The good news for Obama is that Clinton also may run into trouble if she looks too mean. It's not so much that primary voters in future contests might get turned off—they've proven to be pretty resilient this cycle. It's that Clinton's path to the nomination is highly volatile, and she'll only increase the chance for a political explosion if it looks like she won by playing ugly. Barring some extraordinary event, Clinton is not going to catch Obama in the race for pledged delegates. To win the nomination, she'll have to persuade superdelegates to upend the pledged-delegate totals. Her best chance at making this case may come if she wins the popular vote, at which point she could say that the people are with her. Absent that, she's going to have to argue that while Obama has the people and the pledged delegates, she's more electable because Obama is deeply flawed.

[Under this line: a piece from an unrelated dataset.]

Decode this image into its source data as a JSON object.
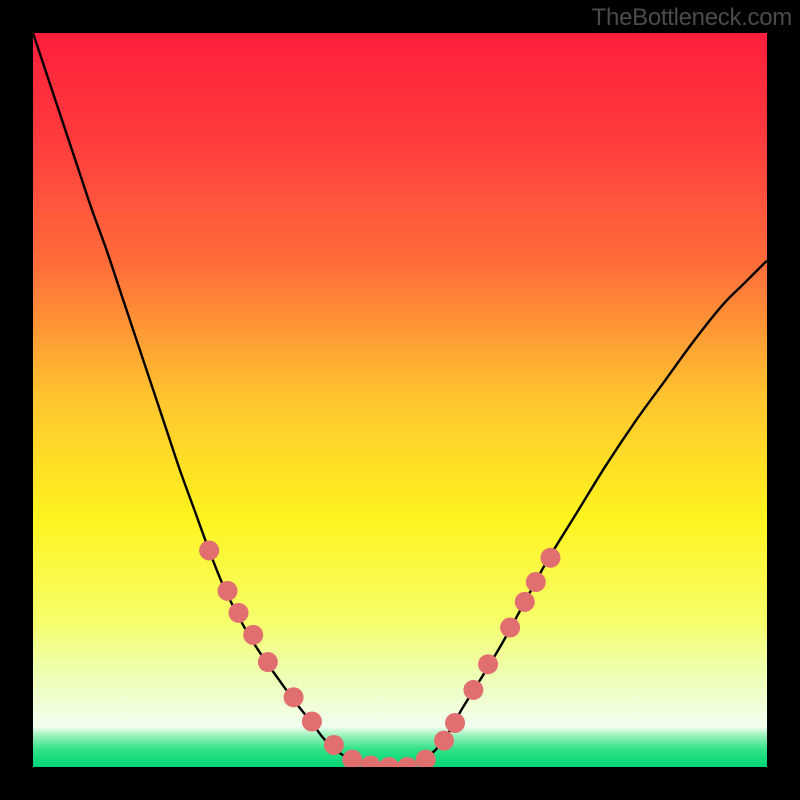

This is going to be a very delicate argument. According to the exit polls from Tuesday, two-thirds of Democratic voters said the superdelegates should vote based on the outcome in the caucuses and primaries, which means they should choose Obama. Clinton would be asking the party that thinks of itself as the protector of voting rights to unseat an African-American candidate who, if he stays ahead in the popular vote, has the voters' will behind him.
The strongest argument Clinton aides make on this score is that it's completely legal and fair for the superdelegates to choose whichever candidate they think is better. But legal and fair doesn't mean people will buy it. They'll be even less pleased if they think Clinton cheated or attacked Obama unfairly. According to those Tuesday exit polls, two-thirds of voters already do. That's why the Obama campaign will up the public umbrage they take at each little Clinton jab. Time to start sounding that alarm.
John Dickerson is Slate's chief political correspondent and author of On Her Trail. He can be reached at firstname.lastname@example.org. Read his series on the presidency and his series on risk. Follow him on Twitter.
Photograph of Barack Obama by Emmanuel Dunand/AFP/Getty Images. Photograph of Hillary Clinton by Robyn Beck/AFP/Getty Images. Photograph of Barack Obama on Slate's home page by Win McNamee/Getty Images.